## Directions for this task:
From the data that follows, copy every line with the string "JSON".

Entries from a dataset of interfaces

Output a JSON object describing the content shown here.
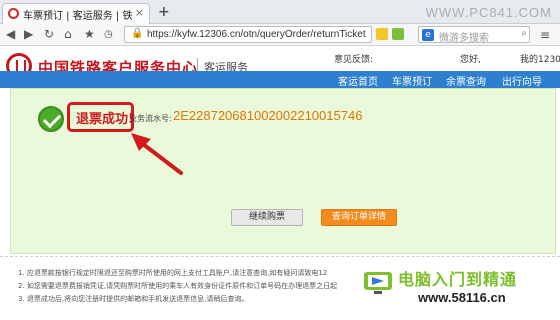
{
  "browser": {
    "tab_title": "车票预订 | 客运服务 | 铁路客...",
    "tab_close": "×",
    "new_tab": "+",
    "url": "https://kyfw.12306.cn/otn/queryOrder/returnTicket",
    "search_placeholder": "微游多搜索",
    "search_engine_glyph": "e",
    "watermark": "WWW.PC841.COM",
    "back_glyph": "◀",
    "forward_glyph": "▶",
    "reload_glyph": "↻",
    "home_glyph": "⌂",
    "star_glyph": "★",
    "menu_glyph": "≡"
  },
  "header": {
    "logo_text": "中国铁路客户服务中心",
    "sub_text": "客运服务",
    "feedback": "意见反馈:",
    "hello": "您好,",
    "my12306": "我的12306",
    "brand_color": "#c4161c"
  },
  "nav": {
    "items": [
      "客运首页",
      "车票预订",
      "余票查询",
      "出行向导"
    ],
    "bar_color": "#2d7fcf"
  },
  "result": {
    "success_text": "退票成功!",
    "serial_label": "业务流水号:",
    "serial_value": "2E228720681002002210015746",
    "continue_button": "继续购票",
    "detail_button": "查询订单详情",
    "accent_color": "#d2191c"
  },
  "notes": [
    "1. 应退票款按银行规定时限退还至购票时所使用的网上支付工具账户,请注意查询,如有疑问请致电12",
    "2. 如您需要退票费报销凭证,请凭购票时所使用的乘车人有效身份证件原件和订单号码在办理退票之日起",
    "3. 退票成功后,将向您注册时提供的邮箱和手机发送退票信息,请稍后查询。"
  ],
  "watermark_bottom": {
    "brand": "电脑入门到精通",
    "url": "www.58116.cn"
  }
}
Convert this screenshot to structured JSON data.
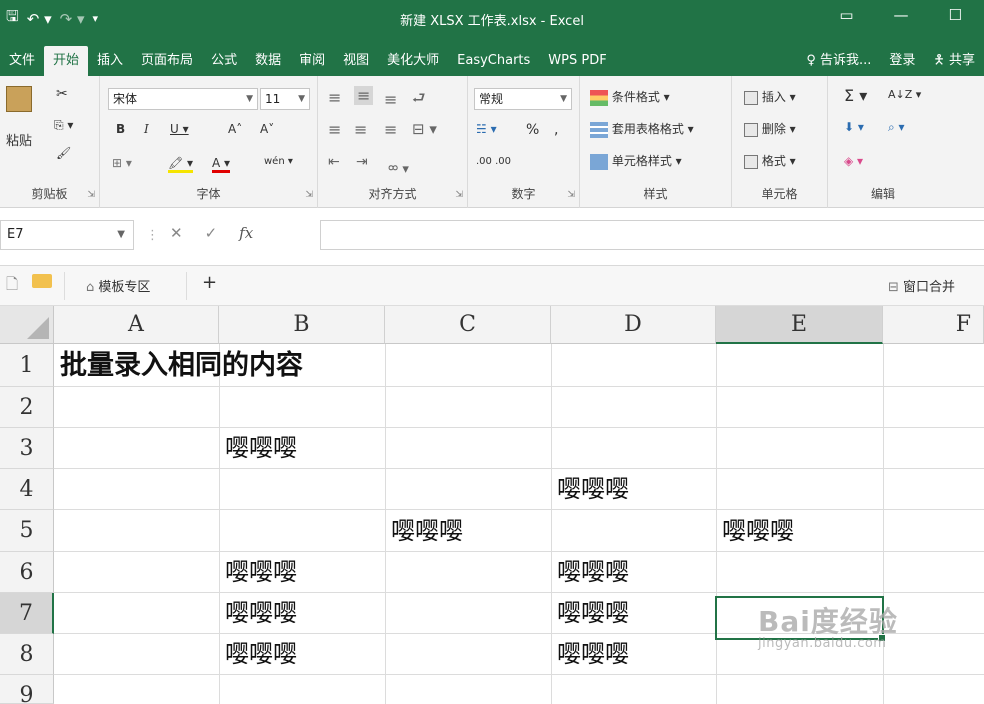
{
  "window": {
    "title": "新建 XLSX 工作表.xlsx - Excel",
    "controls": [
      "▭",
      "—",
      "☐"
    ]
  },
  "qat": {
    "save": "🖫",
    "undo": "↶ ▾",
    "redo": "↷ ▾",
    "customize": "▾"
  },
  "menu": {
    "tabs": [
      "文件",
      "开始",
      "插入",
      "页面布局",
      "公式",
      "数据",
      "审阅",
      "视图",
      "美化大师",
      "EasyCharts",
      "WPS PDF"
    ],
    "active_tab": "开始",
    "tell_me": "♀ 告诉我...",
    "login": "登录",
    "share": "🯅 共享"
  },
  "ribbon": {
    "clipboard": {
      "label": "剪贴板",
      "paste": "粘贴",
      "cut": "✂",
      "copy": "⎘ ▾",
      "format_painter": "🖌"
    },
    "font": {
      "label": "字体",
      "font_name": "宋体",
      "font_size": "11",
      "bold": "B",
      "italic": "I",
      "underline": "U ▾",
      "grow": "A˄",
      "shrink": "A˅",
      "border": "⊞ ▾",
      "fill": "🖍 ▾",
      "color": "A ▾",
      "phonetic": "wén ▾"
    },
    "alignment": {
      "label": "对齐方式",
      "orientation": "ᢁ ▾"
    },
    "number": {
      "label": "数字",
      "format": "常规",
      "currency": "☵ ▾",
      "percent": "%",
      "comma": ",",
      "inc_dec": ".00 .00"
    },
    "styles": {
      "label": "样式",
      "conditional": "条件格式 ▾",
      "table": "套用表格格式 ▾",
      "cell": "单元格样式 ▾"
    },
    "cells": {
      "label": "单元格",
      "insert": "插入 ▾",
      "delete": "删除 ▾",
      "format": "格式 ▾"
    },
    "editing": {
      "label": "编辑",
      "sum": "Σ ▾",
      "sort": "A↓Z ▾",
      "fill": "⬇ ▾",
      "find": "⌕ ▾",
      "clear": "◈ ▾"
    }
  },
  "formula_bar": {
    "name_box": "E7",
    "cancel": "✕",
    "enter": "✓",
    "fx": "fx",
    "value": ""
  },
  "doc_tabs": {
    "template_area": "模板专区",
    "add": "+",
    "merge_window": "窗口合并"
  },
  "sheet": {
    "columns": [
      "A",
      "B",
      "C",
      "D",
      "E",
      "F"
    ],
    "rows": [
      "1",
      "2",
      "3",
      "4",
      "5",
      "6",
      "7",
      "8",
      "9"
    ],
    "selected_column": "E",
    "selected_row": "7",
    "cells": {
      "A1": "批量录入相同的内容",
      "B3": "嘤嘤嘤",
      "D4": "嘤嘤嘤",
      "C5": "嘤嘤嘤",
      "E5": "嘤嘤嘤",
      "B6": "嘤嘤嘤",
      "D6": "嘤嘤嘤",
      "B7": "嘤嘤嘤",
      "D7": "嘤嘤嘤",
      "B8": "嘤嘤嘤",
      "D8": "嘤嘤嘤"
    }
  },
  "watermark": {
    "brand": "Bai度经验",
    "url": "jingyan.baidu.com"
  }
}
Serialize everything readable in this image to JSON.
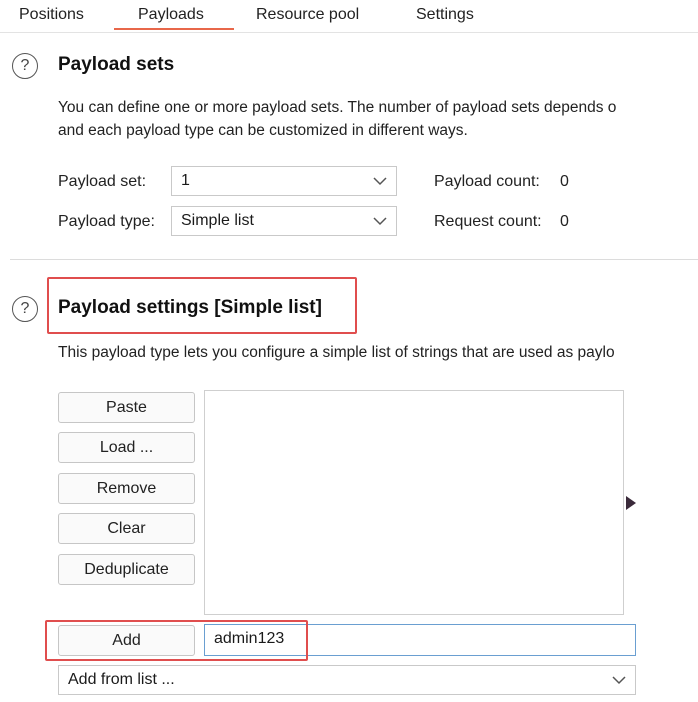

## Reply to the task:
Output a JSON object describing the content shown here.
Convert this screenshot to structured JSON data.
Serialize everything readable in this image to JSON.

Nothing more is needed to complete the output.